Unknown Fields 6 Boxset Book Design
Tales from the Dark Side of the City

Commissioned by: Unknown Fields
Published by: Architectural Association, London
Art Direction, Design & Illustration: Neasden Control Centre & City Edition Studio


Treasured Island
2016,
17x24cm,
64pp, Paperback

A World Adrift
2016,
17x24cm,
64pp, Paperback

Never Never Lands
2016,
17x24cm,
64pp, Paperback

Snowing In The Super Computer
2016,
17x24cm,
64pp, Paperback

High Strange
2016,
17x24cm,
64pp, Paperback

The Breast Milk Of The Volcano
2016,
17x24cm,
64pp, Paperback

Commissioned by: Unknown Fields
Published by: Architectural Association, London
Art Direction, Design & Illustration: Neasden Control Centre & City Edition Studio

Tales from the Dark Side of the City

Unknown Fields is a nomadic design studio that ventures out on expeditions into the shadows cast by the contemporary city, to uncover the industrial ecologies and precarious wilderness its technology and culture set in motion.
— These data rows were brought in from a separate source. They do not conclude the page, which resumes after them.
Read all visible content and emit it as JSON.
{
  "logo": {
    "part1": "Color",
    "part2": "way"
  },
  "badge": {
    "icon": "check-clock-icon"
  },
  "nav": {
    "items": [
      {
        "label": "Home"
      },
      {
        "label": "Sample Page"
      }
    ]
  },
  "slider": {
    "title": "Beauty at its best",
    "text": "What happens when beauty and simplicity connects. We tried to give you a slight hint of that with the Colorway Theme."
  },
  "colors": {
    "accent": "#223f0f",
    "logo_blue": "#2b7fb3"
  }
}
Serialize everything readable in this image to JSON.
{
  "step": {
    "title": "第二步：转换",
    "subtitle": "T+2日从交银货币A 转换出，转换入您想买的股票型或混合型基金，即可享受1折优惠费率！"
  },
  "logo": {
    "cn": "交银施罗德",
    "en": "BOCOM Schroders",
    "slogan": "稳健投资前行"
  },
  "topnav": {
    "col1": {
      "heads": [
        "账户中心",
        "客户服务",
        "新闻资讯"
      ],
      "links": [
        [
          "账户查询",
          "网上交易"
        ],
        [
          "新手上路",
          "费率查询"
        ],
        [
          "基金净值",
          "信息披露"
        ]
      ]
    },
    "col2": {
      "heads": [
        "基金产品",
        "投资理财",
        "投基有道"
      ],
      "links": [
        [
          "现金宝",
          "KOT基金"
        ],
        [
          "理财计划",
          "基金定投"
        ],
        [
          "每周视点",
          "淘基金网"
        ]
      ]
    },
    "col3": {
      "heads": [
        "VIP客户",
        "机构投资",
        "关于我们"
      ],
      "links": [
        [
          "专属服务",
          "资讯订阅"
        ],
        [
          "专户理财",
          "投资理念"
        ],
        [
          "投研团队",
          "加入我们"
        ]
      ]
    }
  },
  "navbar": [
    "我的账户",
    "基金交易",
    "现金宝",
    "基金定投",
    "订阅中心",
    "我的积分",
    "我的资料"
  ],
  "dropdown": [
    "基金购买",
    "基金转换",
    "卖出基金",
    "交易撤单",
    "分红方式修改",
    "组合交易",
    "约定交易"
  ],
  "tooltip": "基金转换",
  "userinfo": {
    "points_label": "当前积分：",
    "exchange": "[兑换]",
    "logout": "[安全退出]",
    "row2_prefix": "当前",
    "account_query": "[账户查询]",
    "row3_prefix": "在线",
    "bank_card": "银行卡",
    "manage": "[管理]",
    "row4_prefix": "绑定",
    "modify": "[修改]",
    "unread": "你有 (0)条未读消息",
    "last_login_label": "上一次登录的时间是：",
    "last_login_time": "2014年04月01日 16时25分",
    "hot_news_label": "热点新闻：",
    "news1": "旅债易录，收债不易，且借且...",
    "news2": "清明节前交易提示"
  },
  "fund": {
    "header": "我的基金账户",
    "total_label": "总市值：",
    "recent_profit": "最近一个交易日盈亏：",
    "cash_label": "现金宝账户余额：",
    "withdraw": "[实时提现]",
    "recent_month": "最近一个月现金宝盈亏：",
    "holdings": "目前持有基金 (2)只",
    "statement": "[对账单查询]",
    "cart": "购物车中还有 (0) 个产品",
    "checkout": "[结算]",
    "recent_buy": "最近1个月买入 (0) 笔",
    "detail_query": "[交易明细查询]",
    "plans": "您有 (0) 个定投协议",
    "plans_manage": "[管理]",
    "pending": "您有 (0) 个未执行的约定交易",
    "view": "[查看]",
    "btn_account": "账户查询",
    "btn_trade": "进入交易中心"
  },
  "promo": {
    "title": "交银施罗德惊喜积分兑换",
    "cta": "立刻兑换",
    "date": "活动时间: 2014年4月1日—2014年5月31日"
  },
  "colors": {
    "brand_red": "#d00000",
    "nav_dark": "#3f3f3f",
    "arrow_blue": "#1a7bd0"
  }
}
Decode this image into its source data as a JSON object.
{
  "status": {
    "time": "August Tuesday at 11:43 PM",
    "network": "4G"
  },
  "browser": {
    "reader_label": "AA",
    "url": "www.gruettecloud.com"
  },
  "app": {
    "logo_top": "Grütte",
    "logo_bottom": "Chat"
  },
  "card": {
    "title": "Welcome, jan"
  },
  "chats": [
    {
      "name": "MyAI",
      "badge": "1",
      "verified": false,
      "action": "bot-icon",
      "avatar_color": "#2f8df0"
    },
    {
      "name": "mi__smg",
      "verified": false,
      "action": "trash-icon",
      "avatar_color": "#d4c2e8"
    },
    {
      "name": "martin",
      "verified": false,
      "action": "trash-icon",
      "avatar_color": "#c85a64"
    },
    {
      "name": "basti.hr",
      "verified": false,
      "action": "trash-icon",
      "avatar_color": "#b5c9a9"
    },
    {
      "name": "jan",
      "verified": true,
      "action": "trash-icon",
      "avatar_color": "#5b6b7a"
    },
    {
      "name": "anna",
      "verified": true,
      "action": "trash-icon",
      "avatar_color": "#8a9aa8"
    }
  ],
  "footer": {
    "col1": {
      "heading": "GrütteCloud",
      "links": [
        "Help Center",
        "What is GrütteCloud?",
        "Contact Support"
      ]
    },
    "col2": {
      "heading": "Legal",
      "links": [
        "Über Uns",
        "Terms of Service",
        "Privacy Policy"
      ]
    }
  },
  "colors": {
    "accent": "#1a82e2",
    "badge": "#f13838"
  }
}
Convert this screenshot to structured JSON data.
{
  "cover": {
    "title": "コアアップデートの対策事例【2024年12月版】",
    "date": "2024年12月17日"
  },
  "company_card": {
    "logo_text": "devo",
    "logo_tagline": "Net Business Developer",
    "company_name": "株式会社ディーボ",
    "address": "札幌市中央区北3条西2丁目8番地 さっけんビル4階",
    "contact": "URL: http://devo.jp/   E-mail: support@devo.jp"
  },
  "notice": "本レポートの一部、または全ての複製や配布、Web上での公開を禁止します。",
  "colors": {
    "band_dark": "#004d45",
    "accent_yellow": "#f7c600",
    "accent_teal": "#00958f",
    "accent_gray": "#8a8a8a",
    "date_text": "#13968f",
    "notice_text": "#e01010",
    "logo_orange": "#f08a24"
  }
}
Tales from the Dark Side of the City is a book series that forms an atlas to the territories and stories of a city that stretches across the entire planet, a city that sits between documentary and fiction, a city of dislocated sites, of drone footage and hidden-camera investigations, of interviews and speculative narratives, of toxic objects and distributed matter from distant grounds. They are a collection of tales from the constellation of elsewheres that are conjured into being by the city’s wants and needs, fears and dreams.

The series includes stories developed from expeditions through Bolivia and the Atacama Desert, the Western Australian Outback, the South China Sea and Inner Mongolia, the gemfields of Madagascar, Far North Alaska and the black sites of the United States.

Books available to purchase from AA Bookshop:

How did your working relationship with Neasden Control Centre develop, and what was it about his work and approach that felt appropriate for this project?

“We first approached Steve when we were planning our expedition through Chernobyl. We invited him to travel with us, documenting the trip graphically and developing the visual language of the studio. In the same way that a journalist embeds themselves within a military division, we were interested in having an artist chronicle the sites we were visiting in the same way. As our work is engaged with narratives around technology, we wanted to collaborate with an artist that still works by hand, where the processes of making an image are embedded in its final form. His work has an authenticity and a grittiness that contrasts with the dominant media representations of technology. The mythology of technology is that it is produced in clean rooms by autonomous robots, but in reality a device like a mobile phone is handcrafted by a million fingers scattered around the world. It is this provocation that is evident in his design for the Unknown Fields books.”

Liam Young / Kate Davies Unknown Fields